In this section, we will go over setting up Python on your own system (it is already installed in the labs).


There are multiple versions of Python available. We will be using Python version 3.7 (the latest version) for the course. Many Python examples you might find on the Internet are designed for the older Python 2.7 series. We will not be using any of these programs, but beware when you surf for help.

Get the required Resources

We start off by downloading the installation file we will need. The file can be obtained from the official Python project website at (That is where you end up if you click on any of the Python links). Navigate to the download page and pick a download that matches your system.
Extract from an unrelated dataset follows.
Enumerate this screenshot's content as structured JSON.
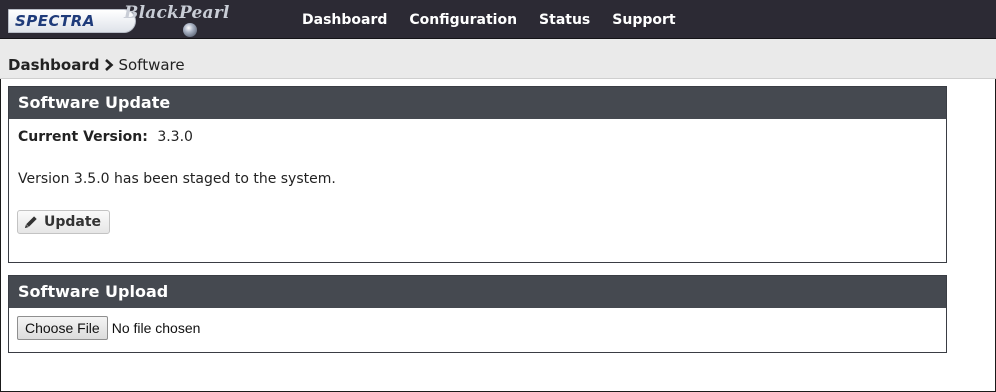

For most of us, we should pick a 64-bit Windows version of Python 3.7.x (where X was 0 when I did my install).


You can pick a 32 bit version if you wish, or if your system is an older 32-bit system. As of the day I wrote these notes, this is the file I would pick:

After the file is on your system, you can run by double clicking on the file name in the “Windows Explorer” tool.
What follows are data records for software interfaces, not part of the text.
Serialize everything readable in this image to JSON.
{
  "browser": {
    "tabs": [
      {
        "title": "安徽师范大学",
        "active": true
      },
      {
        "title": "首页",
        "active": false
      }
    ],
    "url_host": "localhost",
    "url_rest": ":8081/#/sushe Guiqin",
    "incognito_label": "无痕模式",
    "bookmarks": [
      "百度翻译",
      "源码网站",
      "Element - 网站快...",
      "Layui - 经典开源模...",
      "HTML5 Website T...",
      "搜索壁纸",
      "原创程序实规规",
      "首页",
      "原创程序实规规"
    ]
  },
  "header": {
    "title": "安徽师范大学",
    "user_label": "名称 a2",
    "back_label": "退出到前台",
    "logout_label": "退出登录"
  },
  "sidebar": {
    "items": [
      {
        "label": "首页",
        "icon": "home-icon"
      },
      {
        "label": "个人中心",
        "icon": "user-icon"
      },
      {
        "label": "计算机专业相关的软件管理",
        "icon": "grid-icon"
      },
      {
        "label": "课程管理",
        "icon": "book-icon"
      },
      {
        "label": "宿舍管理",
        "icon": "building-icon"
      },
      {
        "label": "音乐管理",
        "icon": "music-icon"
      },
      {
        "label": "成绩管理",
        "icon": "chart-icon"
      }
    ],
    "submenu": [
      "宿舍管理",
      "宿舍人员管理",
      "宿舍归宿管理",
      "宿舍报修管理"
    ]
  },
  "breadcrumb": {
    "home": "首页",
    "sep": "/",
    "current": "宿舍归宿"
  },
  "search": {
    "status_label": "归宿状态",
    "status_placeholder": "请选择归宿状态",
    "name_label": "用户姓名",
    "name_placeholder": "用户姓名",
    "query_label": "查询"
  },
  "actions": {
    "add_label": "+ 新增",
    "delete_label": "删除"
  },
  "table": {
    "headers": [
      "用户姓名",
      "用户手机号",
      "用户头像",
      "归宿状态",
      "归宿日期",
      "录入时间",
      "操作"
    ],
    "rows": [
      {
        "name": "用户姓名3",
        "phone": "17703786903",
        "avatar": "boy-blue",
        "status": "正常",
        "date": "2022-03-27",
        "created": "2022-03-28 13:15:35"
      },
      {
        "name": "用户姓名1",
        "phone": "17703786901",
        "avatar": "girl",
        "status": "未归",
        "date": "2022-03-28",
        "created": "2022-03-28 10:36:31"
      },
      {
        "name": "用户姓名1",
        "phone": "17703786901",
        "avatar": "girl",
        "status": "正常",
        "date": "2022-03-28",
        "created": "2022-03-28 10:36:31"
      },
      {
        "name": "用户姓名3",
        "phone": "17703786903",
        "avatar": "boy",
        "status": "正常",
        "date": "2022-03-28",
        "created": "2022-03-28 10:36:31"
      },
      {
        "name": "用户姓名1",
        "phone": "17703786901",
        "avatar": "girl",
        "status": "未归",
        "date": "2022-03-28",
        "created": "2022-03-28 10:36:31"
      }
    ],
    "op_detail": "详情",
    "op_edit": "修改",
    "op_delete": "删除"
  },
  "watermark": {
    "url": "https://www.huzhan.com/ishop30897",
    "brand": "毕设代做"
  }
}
The system will ask you if you want to install this program for a single user or all users. Pick all users!

Picking where to install

You can let the program install where Microsoft wants to put things, but as a person who generates a lot of scripts, I prefer to put my programming tools in another place.

I set up a directory called tools at the root of my C drive. Under that directory, I place subdirectories for each major tool I install, and I create a subdirectory named bin for simple executable tools I install. We will go over this in the lab. I do this so the path I need to type into a script will be short and simple.

So, I choose to install Python in c:\tools\Python37 (no matter what the minor version number says).

Setting up the system path

Before we are ready to run Python, we need to set the system up so it can find it from the command prompt we will be using in class.

To do this. you must add c:\tools\python37 to the system path variable. You should also add c:\tools\Python37/Scripts since we will need it as the course proceeds.

That is all we need to do. To make sure everything works, open up a command prompt window and type in python. You should see the interpreter sign on as we did earlier!